European A2A schemes will continue to thrive and grow, expanding from their P2P and C2B e-commerce origins into other use cases such as B2B and POS. Those schemes that are today widely penetrated have already won the hearts of consumers and merchants alike, and their brands and user experiences will continue to improve and expand. Given the strong position of established A2A alternatives in many EU markets, we do not see a landslide of PIS volumes on the horizon. We also do not see widespread cannibalization of cards and wallet such as PayPal as some pundits prognosticated. But we do see an ongoing expansion of PIS volumes as a series of specific use cases are addressed over time. Successful providers of PIS services will achieve strategic focus on relevant geos, segments, and use cases and will successfully educate merchants and consumers to trust and use PIS.
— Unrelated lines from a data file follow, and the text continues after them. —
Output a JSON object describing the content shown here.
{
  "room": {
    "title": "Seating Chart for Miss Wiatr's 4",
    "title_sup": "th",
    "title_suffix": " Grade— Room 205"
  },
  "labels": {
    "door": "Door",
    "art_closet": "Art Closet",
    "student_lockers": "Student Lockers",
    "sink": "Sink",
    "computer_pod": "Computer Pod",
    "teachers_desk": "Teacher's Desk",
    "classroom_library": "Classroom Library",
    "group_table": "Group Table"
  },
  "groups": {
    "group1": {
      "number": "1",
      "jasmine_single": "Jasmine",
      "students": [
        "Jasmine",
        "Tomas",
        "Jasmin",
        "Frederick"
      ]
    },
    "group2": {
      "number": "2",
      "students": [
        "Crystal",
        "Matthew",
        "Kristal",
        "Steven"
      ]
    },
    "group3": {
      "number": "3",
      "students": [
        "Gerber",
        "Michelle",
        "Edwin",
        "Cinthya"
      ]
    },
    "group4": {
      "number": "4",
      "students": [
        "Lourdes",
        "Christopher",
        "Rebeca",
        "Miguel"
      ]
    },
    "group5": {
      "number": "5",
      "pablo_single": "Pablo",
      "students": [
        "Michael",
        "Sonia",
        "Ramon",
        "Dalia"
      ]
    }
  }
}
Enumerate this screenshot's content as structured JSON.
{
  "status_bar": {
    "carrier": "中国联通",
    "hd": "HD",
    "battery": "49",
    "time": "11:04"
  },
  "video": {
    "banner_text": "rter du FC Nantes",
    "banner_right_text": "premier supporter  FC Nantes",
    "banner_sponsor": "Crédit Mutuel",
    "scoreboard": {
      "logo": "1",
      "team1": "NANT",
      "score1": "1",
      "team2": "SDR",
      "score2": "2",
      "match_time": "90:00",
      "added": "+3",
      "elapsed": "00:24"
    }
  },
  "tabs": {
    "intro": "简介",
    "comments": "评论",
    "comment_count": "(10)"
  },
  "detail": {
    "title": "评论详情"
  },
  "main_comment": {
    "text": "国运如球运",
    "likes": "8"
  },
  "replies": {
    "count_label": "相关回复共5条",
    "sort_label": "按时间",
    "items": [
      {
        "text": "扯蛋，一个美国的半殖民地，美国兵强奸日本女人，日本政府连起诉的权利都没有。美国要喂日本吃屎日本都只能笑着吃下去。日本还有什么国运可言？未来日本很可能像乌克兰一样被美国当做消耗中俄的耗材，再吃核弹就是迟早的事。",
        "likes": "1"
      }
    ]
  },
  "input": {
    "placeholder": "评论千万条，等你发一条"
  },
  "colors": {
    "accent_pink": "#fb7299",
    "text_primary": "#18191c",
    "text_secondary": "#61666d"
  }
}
Please do not hesitate to contact Joel Van Arsdale Joel@FlagshipAP.com or Anupam Majumdar Anupam@FlagshipAP.com with comments or questions.